Trials of the Trade Show
The trade show Event Manager stood on the loading dock with sweat dripping down her face as she
watched dozens of trucks and other vehicles line up for what seemed like miles in the distance. As the sun
continued to bear down on the loading-dock area, two union workers began to exchange heated words about
the jurisdiction of work. Finally, the Event Manager glanced at her watch and realized that the load-in for the
event was running two hours behind schedule, thus incu
ing thousands of dollars in overtime charges. And
this was only the beginning of the trials for the trade show Event Manager.
Once the doors to the exhibition opened, hundreds of buyers streamed in and promptly clogged the
aisles on one side of the exhibit floor. For nearly four hours, the exhibitors on the other side of the exhibit
floor were virtually ignored by the buyers. A few minutes after the start of the exhibit several exhibitors
complained to the Event Manager that other exhibitors were playing loud music and stepping into the aisles to
ing people into their booths. The exhibit manager was also reminded by the legal counsel that it was illegal
for the exhibitors to play recorded music in the booth without permission from the American Society of
Composers, Authors, and Publishers or Broadcast Music, Inc.
These problems could easily have been prevented if the Event Manager had conducted proper
esearch, design, and planning. For example, the load-in should have been smooth and seamless because of
proper advance scheduling and a nea

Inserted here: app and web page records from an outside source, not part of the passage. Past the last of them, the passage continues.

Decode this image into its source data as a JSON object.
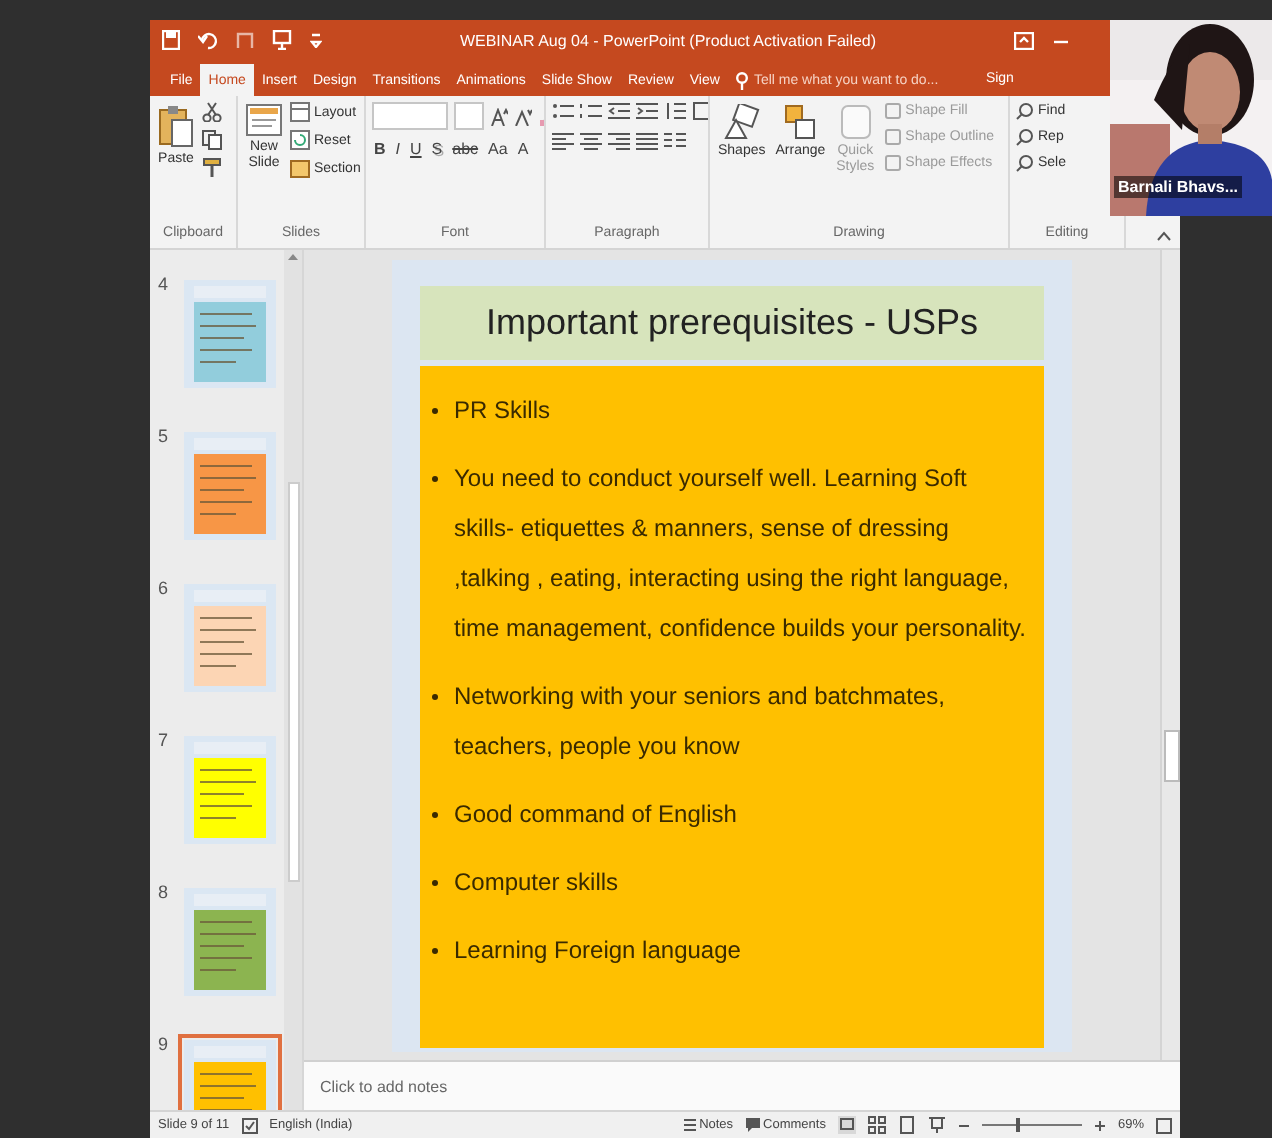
{
  "window": {
    "title": "WEBINAR Aug 04 - PowerPoint (Product Activation Failed)"
  },
  "ribbon_tabs": [
    {
      "label": "File",
      "selected": false
    },
    {
      "label": "Home",
      "selected": true
    },
    {
      "label": "Insert",
      "selected": false
    },
    {
      "label": "Design",
      "selected": false
    },
    {
      "label": "Transitions",
      "selected": false
    },
    {
      "label": "Animations",
      "selected": false
    },
    {
      "label": "Slide Show",
      "selected": false
    },
    {
      "label": "Review",
      "selected": false
    },
    {
      "label": "View",
      "selected": false
    }
  ],
  "tell_me": {
    "placeholder": "Tell me what you want to do..."
  },
  "sign_in": "Sign",
  "ribbon_groups": [
    {
      "kind": "clipboard",
      "label": "Clipboard",
      "buttons": [
        "Paste"
      ]
    },
    {
      "kind": "slides",
      "label": "Slides",
      "buttons": [
        "New Slide",
        "Layout",
        "Reset",
        "Section"
      ]
    },
    {
      "kind": "font",
      "label": "Font",
      "buttons": [
        "B",
        "I",
        "U",
        "S",
        "abc",
        "Aa",
        "A"
      ]
    },
    {
      "kind": "paragraph",
      "label": "Paragraph"
    },
    {
      "kind": "drawing",
      "label": "Drawing",
      "buttons": [
        "Shapes",
        "Arrange",
        "Quick Styles",
        "Shape Fill",
        "Shape Outline",
        "Shape Effects"
      ]
    },
    {
      "kind": "editing",
      "label": "Editing",
      "buttons": [
        "Find",
        "Rep",
        "Sele"
      ]
    }
  ],
  "thumbnails": [
    {
      "number": "4",
      "color": "#92cddc",
      "selected": false
    },
    {
      "number": "5",
      "color": "#f79646",
      "selected": false
    },
    {
      "number": "6",
      "color": "#fcd5b4",
      "selected": false
    },
    {
      "number": "7",
      "color": "#ffff00",
      "selected": false
    },
    {
      "number": "8",
      "color": "#8cb450",
      "selected": false
    },
    {
      "number": "9",
      "color": "#ffc000",
      "selected": true
    }
  ],
  "slide": {
    "title": "Important prerequisites - USPs",
    "bullets": [
      "PR Skills",
      "You need to conduct yourself well. Learning Soft skills- etiquettes & manners, sense of dressing ,talking , eating, interacting using the right language, time management, confidence builds your personality.",
      "Networking with your seniors and batchmates, teachers, people you know",
      "Good command of English",
      "Computer skills",
      "Learning Foreign language"
    ]
  },
  "notes": {
    "placeholder": "Click to add notes"
  },
  "status_bar": {
    "slide_position": "Slide 9 of 11",
    "language": "English (India)",
    "notes": "Notes",
    "comments": "Comments",
    "zoom": {
      "level": 0.36
    },
    "zoom_percent": "69%"
  },
  "video_tile": {
    "name": "Barnali Bhavs..."
  }
}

y marshaling facility for the vehicles. The issue of labor jurisdiction
should have been clarified immediately and resolved by the union steward or union business manager. The
problems with crowding and crowd flow could have been anticipated and rectified in advance by establishing
attractions (such as food and beverage), entertainment, or perhaps human traffic directors to route the
iving buyers. Finally, the issue with activities being conducted in the booths should have been prevented by
a policy statement in the exhibitors’ regulations, policies, and procedures. Each exhibitor should have been
equired to initial or sign the regulations documents to confirm compliance with these policies. This would
have eliminated the issue of music in the booths and given the Event Manager the necessary tools to enforce
1. What should be included in the exhibitors’ policies, procedures, practices, and regulations?
2. How do you design the exhibit floor to avoid crowding, gridlock, and other crowd-control issues?
3. What do you do if an exhibitor violates regulations?
4. What are some creative solutions to ensure that buyers visit underutilized areas of an exhibit area?
Goldblatt, J XXXXXXXXXXSpecial events: Event Leadership for a new world. 4th Edition. Wiley: Hoboken, New Jersey